Old and young people build muscle in the same way. But as you age, many of the biological processes that turn exercise into muscle become less effective. This makes it harder for older people to build strength but also makes it that much more important for everyone to continue exercising as they age.
Water Retention After Exercise
It's likely just water loss due to sweat. And if you're seeing a higher number on the scale, that could be due to water retention (which sometimes happens after exercise).
As you age, your muscle mass decreases and your fat mass increases. Fat is less metabolically active than muscle—you don't need as many calories to maintain fat as you do to maintain muscle. Hormonal changes can also lead to weight gain.
Muscle is denser than fat, and as it is more compact within your body, as you gain muscle mass, you end up looking thinner, no matter your physical weight. So, if you've been doing a lot of strength training lately, it's likely this is the reason that you're looking fantastic but not dropping those numbers.
Wondering how? Well, the body's "metabolism speeds up" in the cold months. Pooja Malhotra said that the body burns more calories to maintain body temperature in winter. So, if you remain physically active and eat mindfully, "winter is the best time to lose weight."
Epidemiologists have observed that the average person typically puts on 1 to 2 pounds a year from early adulthood through middle age. The CDC's numbers show that much of the increase is concentrated in the 20s, for men and women.
As we get older, our bodies don't respond the same way to weight loss efforts, and science has some explanations to offer. As we age we naturally tend to gain weight, to the tune of 1 to 2 pounds (lb) per year, according to a review by the Agency for Healthcare Research and Quality.
In fact, women's bodies start to change in the late 30s and early 40s, for a couple reasons: 1. Fat is a source of estrogen.

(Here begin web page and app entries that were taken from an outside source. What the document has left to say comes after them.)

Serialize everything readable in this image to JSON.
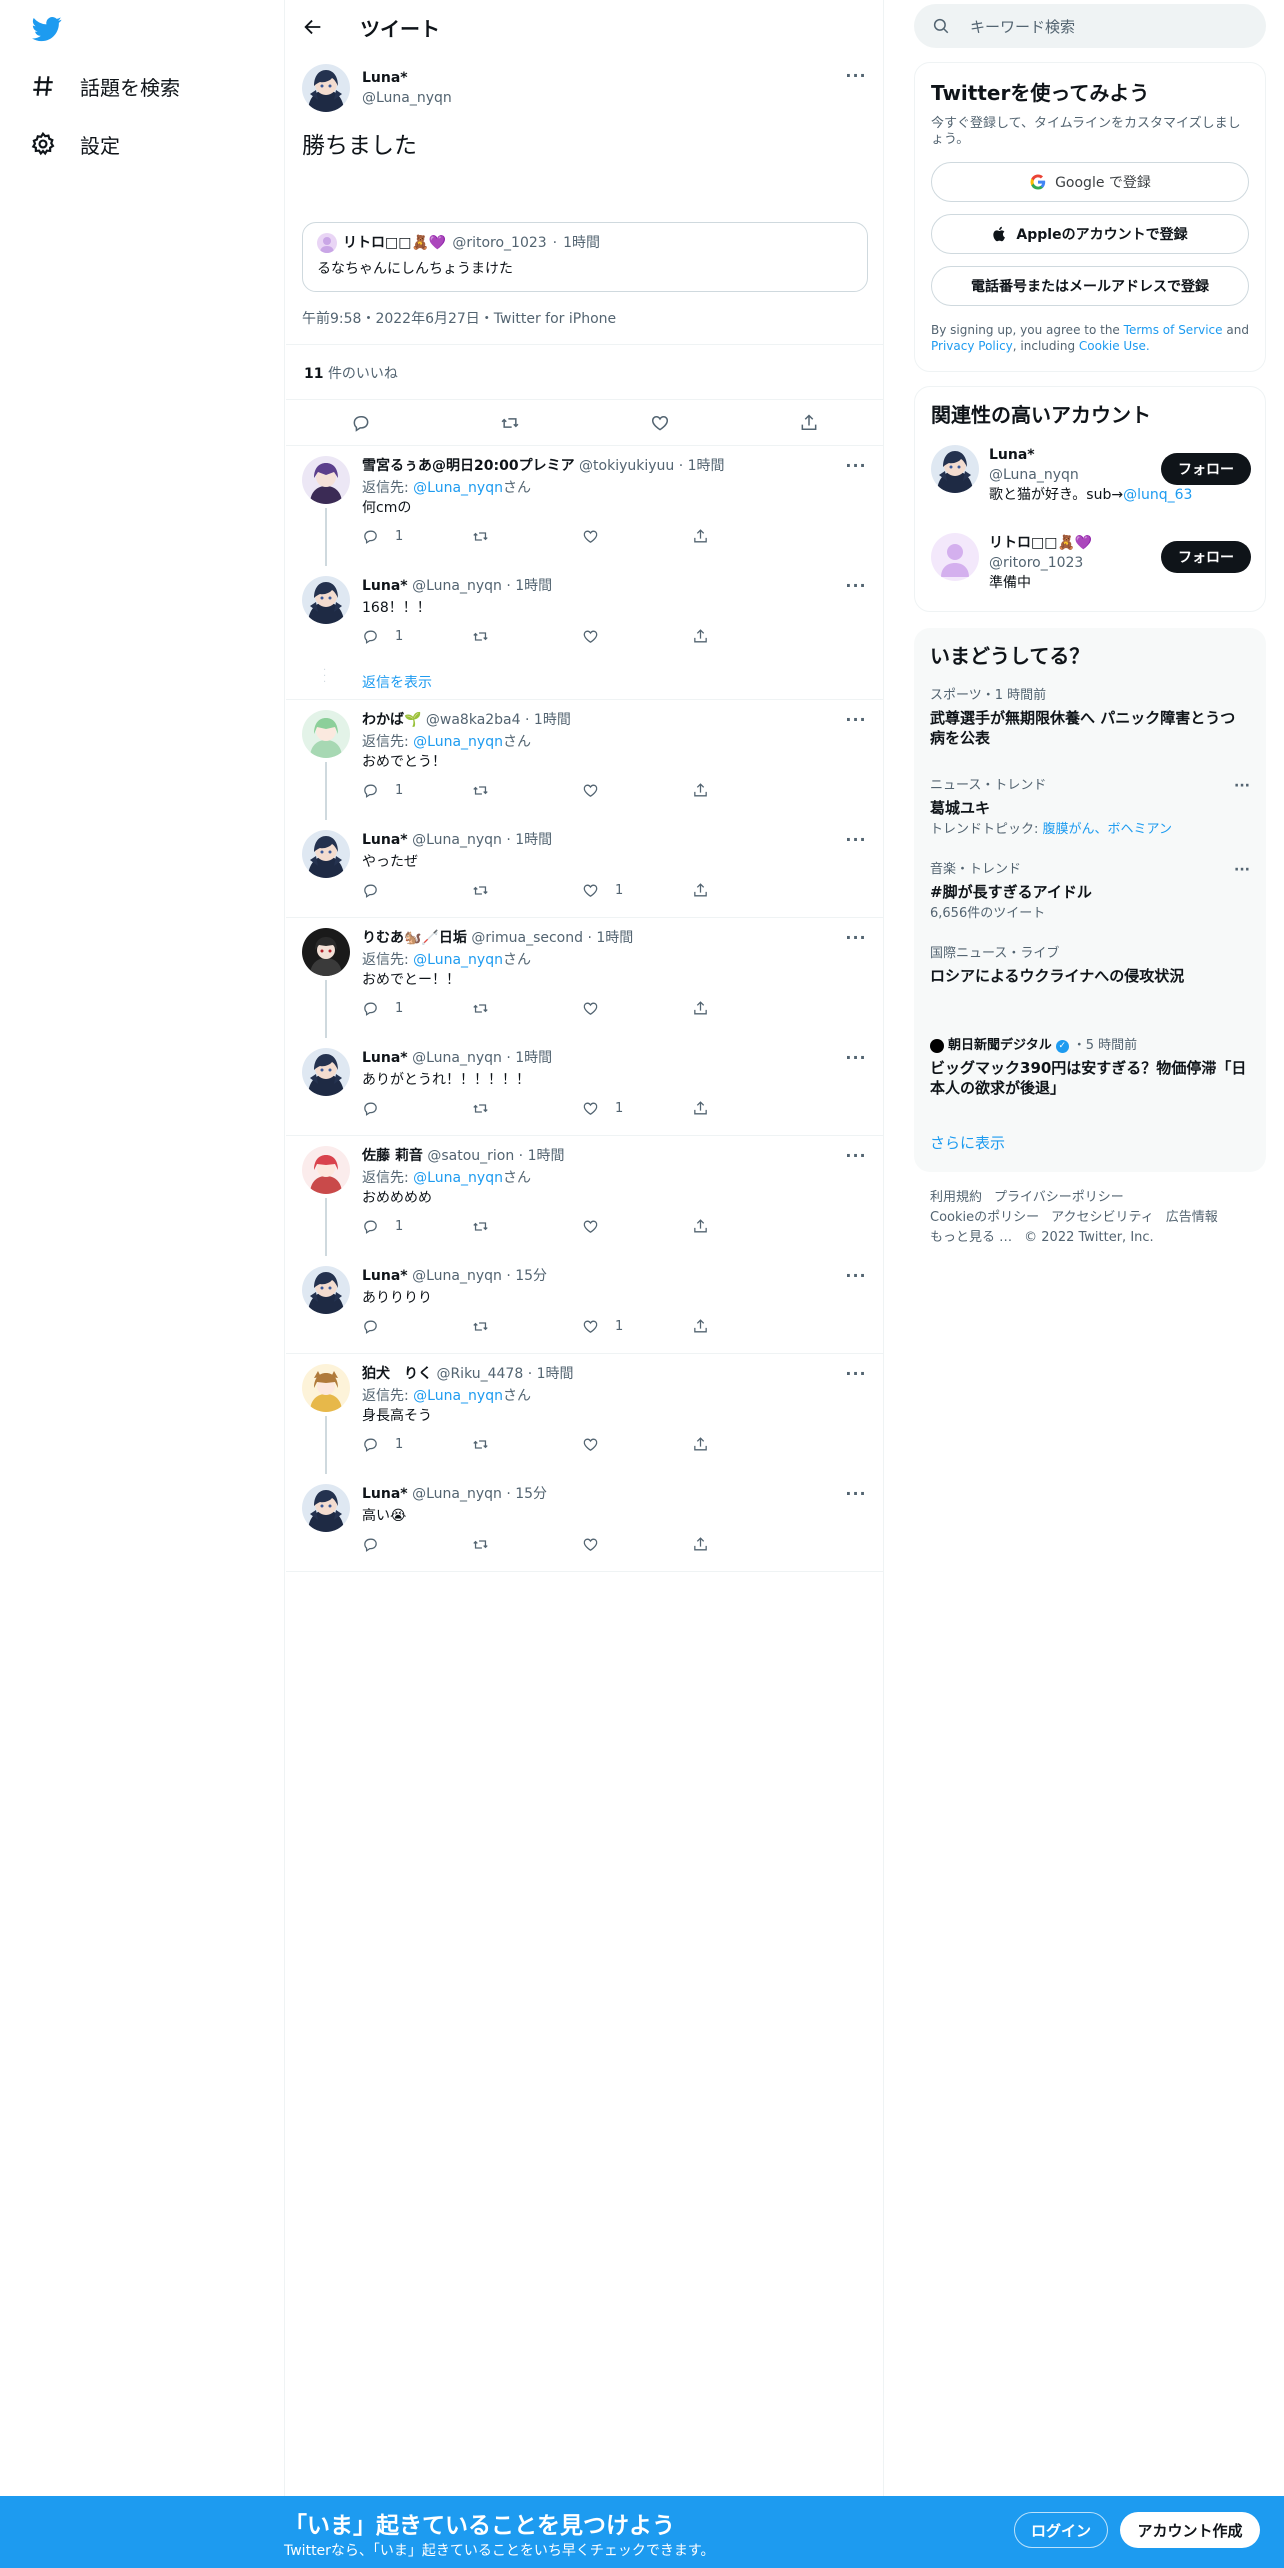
{
  "nav": {
    "explore_label": "話題を検索",
    "settings_label": "設定"
  },
  "header": {
    "title": "ツイート"
  },
  "focal": {
    "display_name": "Luna*",
    "handle": "@Luna_nyqn",
    "text": "勝ちました",
    "quote": {
      "display_name": "リトロ□□🧸💜",
      "handle": "@ritoro_1023",
      "time": "1時間",
      "text": "るなちゃんにしんちょうまけた"
    },
    "meta": "午前9:58・2022年6月27日・Twitter for iPhone",
    "likes_count": "11",
    "likes_label": "件のいいね"
  },
  "threads": [
    {
      "reply": {
        "display_name": "雪宮るぅあ@明日20:00プレミア",
        "handle": "@tokiyukiyuu",
        "time": "1時間",
        "reply_to_prefix": "返信先:",
        "reply_to_handle": "@Luna_nyqn",
        "reply_to_suffix": "さん",
        "text": "何cmの",
        "reply_count": "1",
        "like_count": ""
      },
      "answer": {
        "display_name": "Luna*",
        "handle": "@Luna_nyqn",
        "time": "1時間",
        "text": "168！！！",
        "reply_count": "1",
        "like_count": ""
      },
      "show_replies": "返信を表示"
    },
    {
      "reply": {
        "display_name": "わかば🌱",
        "handle": "@wa8ka2ba4",
        "time": "1時間",
        "reply_to_prefix": "返信先:",
        "reply_to_handle": "@Luna_nyqn",
        "reply_to_suffix": "さん",
        "text": "おめでとう！",
        "reply_count": "1",
        "like_count": ""
      },
      "answer": {
        "display_name": "Luna*",
        "handle": "@Luna_nyqn",
        "time": "1時間",
        "text": "やったぜ",
        "reply_count": "",
        "like_count": "1"
      }
    },
    {
      "reply": {
        "display_name": "りむあ🐿️🦯日垢",
        "handle": "@rimua_second",
        "time": "1時間",
        "reply_to_prefix": "返信先:",
        "reply_to_handle": "@Luna_nyqn",
        "reply_to_suffix": "さん",
        "text": "おめでとー！！",
        "reply_count": "1",
        "like_count": ""
      },
      "answer": {
        "display_name": "Luna*",
        "handle": "@Luna_nyqn",
        "time": "1時間",
        "text": "ありがとうれ！！！！！！",
        "reply_count": "",
        "like_count": "1"
      }
    },
    {
      "reply": {
        "display_name": "佐藤 莉音",
        "handle": "@satou_rion",
        "time": "1時間",
        "reply_to_prefix": "返信先:",
        "reply_to_handle": "@Luna_nyqn",
        "reply_to_suffix": "さん",
        "text": "おめめめめ",
        "reply_count": "1",
        "like_count": ""
      },
      "answer": {
        "display_name": "Luna*",
        "handle": "@Luna_nyqn",
        "time": "15分",
        "text": "ありりりり",
        "reply_count": "",
        "like_count": "1"
      }
    },
    {
      "reply": {
        "display_name": "狛犬　りく",
        "handle": "@Riku_4478",
        "time": "1時間",
        "reply_to_prefix": "返信先:",
        "reply_to_handle": "@Luna_nyqn",
        "reply_to_suffix": "さん",
        "text": "身長高そう",
        "reply_count": "1",
        "like_count": ""
      },
      "answer": {
        "display_name": "Luna*",
        "handle": "@Luna_nyqn",
        "time": "15分",
        "text": "高い😭",
        "reply_count": "",
        "like_count": ""
      }
    }
  ],
  "search": {
    "placeholder": "キーワード検索"
  },
  "signup_card": {
    "title": "Twitterを使ってみよう",
    "subtitle": "今すぐ登録して、タイムラインをカスタマイズしましょう。",
    "google_label": "Google で登録",
    "apple_label": "Appleのアカウントで登録",
    "phone_label": "電話番号またはメールアドレスで登録",
    "terms_prefix": "By signing up, you agree to the",
    "terms_link": "Terms of Service",
    "terms_and": "and",
    "privacy_link": "Privacy Policy",
    "terms_including": ", including",
    "cookie_link": "Cookie Use."
  },
  "related": {
    "title": "関連性の高いアカウント",
    "follow_label": "フォロー",
    "accounts": [
      {
        "display_name": "Luna*",
        "handle": "@Luna_nyqn",
        "bio": "歌と猫が好き。sub→",
        "bio_link": "@lunq_63"
      },
      {
        "display_name": "リトロ□□🧸💜",
        "handle": "@ritoro_1023",
        "bio": "準備中",
        "bio_link": ""
      }
    ]
  },
  "trends": {
    "title": "いまどうしてる？",
    "items": [
      {
        "context": "スポーツ・1 時間前",
        "title": "武尊選手が無期限休養へ パニック障害とうつ病を公表",
        "extra": ""
      },
      {
        "context": "ニュース・トレンド",
        "title": "葛城ユキ",
        "extra_prefix": "トレンドトピック:",
        "extra_links": "腹膜がん、ボヘミアン"
      },
      {
        "context": "音楽・トレンド",
        "title": "#脚が長すぎるアイドル",
        "extra": "6,656件のツイート"
      },
      {
        "context": "国際ニュース・ライブ",
        "title": "ロシアによるウクライナへの侵攻状況",
        "extra": ""
      },
      {
        "context_source": "朝日新聞デジタル",
        "context_time": "・5 時間前",
        "title": "ビッグマック390円は安すぎる？物価停滞「日本人の欲求が後退」"
      }
    ],
    "show_more": "さらに表示"
  },
  "footer": {
    "links": [
      "利用規約",
      "プライバシーポリシー",
      "Cookieのポリシー",
      "アクセシビリティ",
      "広告情報",
      "もっと見る …",
      "© 2022 Twitter, Inc."
    ]
  },
  "bottom_bar": {
    "title": "「いま」起きていることを見つけよう",
    "subtitle": "Twitterなら、「いま」起きていることをいち早くチェックできます。",
    "login_label": "ログイン",
    "signup_label": "アカウント作成"
  },
  "colors": {
    "accent": "#1d9bf0",
    "text": "#0f1419",
    "muted": "#536471",
    "border": "#eff3f4"
  }
}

Starting in our late 30s or early 40s, our bodies' estrogen levels begin to drop because our ovaries slowly start making less.
Your muscles are their strongest at age 25. At 25, your physical strength is at its peak, and stays this way for the following 10 to 15 years. This trait is among the ones you can improve easiest, with the help of the right workout. Your desire to settle down is highest at age 26.
The simple answer, says Dr. Frishman, is that our bodies peak in our 20s and 30s. The more nuanced response, however, is shaped by how we deal with reduced vigor and energy as we age, as well as the depression that can set in as we realize we're not as invincible as we once were. “Yes, the body ages and slows down.
Flexibility starts to decrease, as the collagen in the tendons connecting your muscles to your bones decreases with age beginning at about 50. Bone density and muscle mass begin to drop. Moderate, continuous cardio like long walks or slow rides may feel easier on your body, but do not fight fat like they used to.
A combination of things happens as we age. We tend to lose muscle mass, so our abdominal muscles aren't as tight as they once were, and the loss of elastin and collagen in our skin allows gravity to have its way so skin starts to sag. Both can cause the waistline to expand.
Summary. At menopause, many women experience weight gain, particularly around the abdomen. Contributors to weight gain at menopause include declining oestrogen levels, age-related loss of muscle tissue and lifestyle factors such as diet and lack of exercise.
Sudden weight gain is a common side effect of menopause. As women enter their 40s and 50s there is a tendency to gain weight. While this weight gain can sometimes be attributed to lifestyle factors, it's also often linked to hormonal changes in perimenopause.